Today we will talk about Rattlesnake Weed.
Stachys floridana is a species of betony in the mint family, Lamiaceae. It is native to the United States, where its true native range is probably limited to Florida, but today it is known throughout the Southeast as an introduced species and common weed It occurs as far west as Texas and it has been recorded in California. Its common names include Florida betony, Florida hedgenettle and rattlesnake weed.

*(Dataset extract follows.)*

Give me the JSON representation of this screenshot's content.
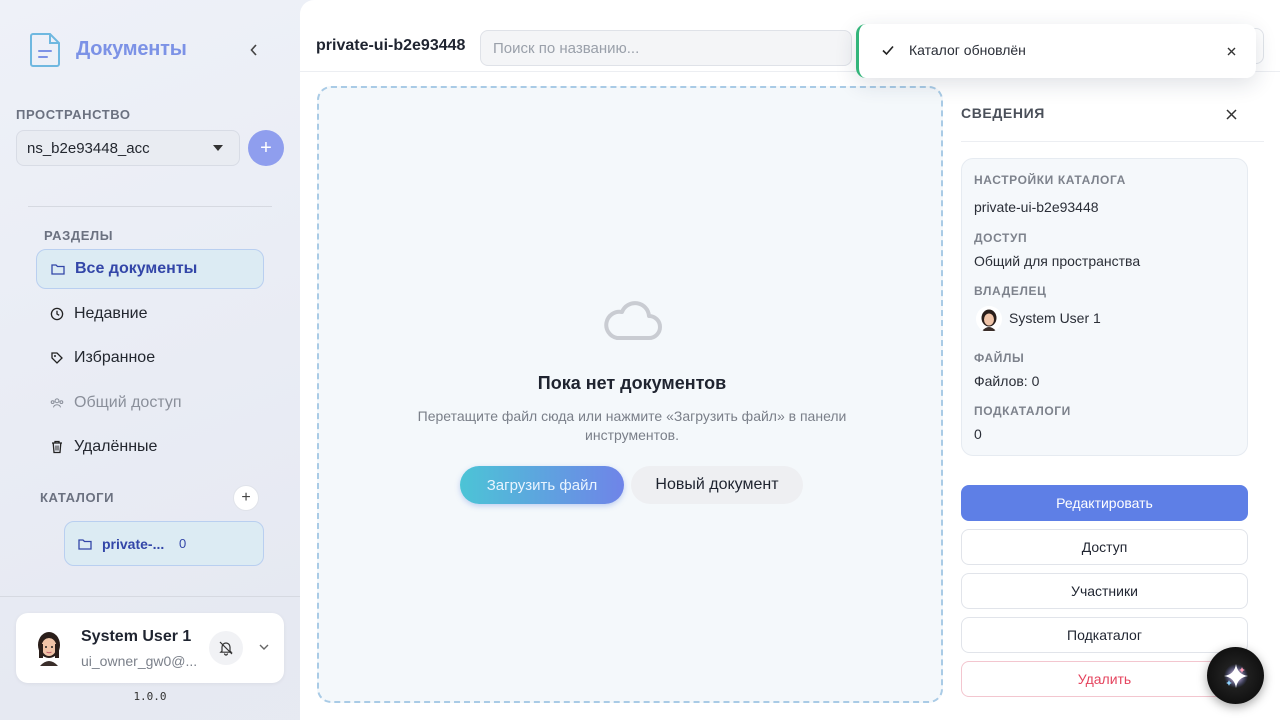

This species is a perennial herb producing a hairy, erect stem up to about half a meter in maximum height. It grows from a network of rhizomes with tubers. The distinctive pale-colored tuber is several centimeters long and about one centimeter wide, and is segmented in such a way that it resembles the rattle on the tail of a rattlesnake, the inspiration for the common name “rattlesnake weed” The tuber is also said to resemble “a fat grub “The plant is a prolific producer of seeds, but it often undergoes vegetative reproduction via its rhizome and tubers. Small segments of rhizome can sprout into new plants and the transport of the tuber to new areas may be the most common way the plant spreads. The plant grows in disturbed habitat types, such as roadsides, often on wet soils. It grows in turf and in beds of ornamental plants
The plant was considered to be a Florida endemic until the 1940s and 1950s, when it began to spread throughout the southeastern United States. Its rhizome system extends easily into the loose soils of cultivated ground, and it became a weed of residential and commercial land. It can be found in lawns and other turfgrass, especially centipedegrass and St. Augustine grass. It is a weed of ornamentals, where it can be harder to control than in lawns, because fewer herbicides are approved for use on ornamental herbs and shrubs than on turfgrasses. It is one of the worst weeds of the cultivated ornamental leatherleaf fern (Rumohra adiantiformis). Weed control in ornamentals may require hand-pulling, with careful removal of all the tubers.
The “crisp, succulent” tuber is edible, and has “a pleasingly crunchy texture and a bland, slightly sweet taste”. Most people will pickle it either in a Chinese Soy Sauce. or regualr pickeling juice. they taste like radishes and can be used as pickels or put into salads so some extra crunch.
Well, that’s all the news from the south,
Happy” farming” to all the farm girl sisters out there.
See you next time down on the farm..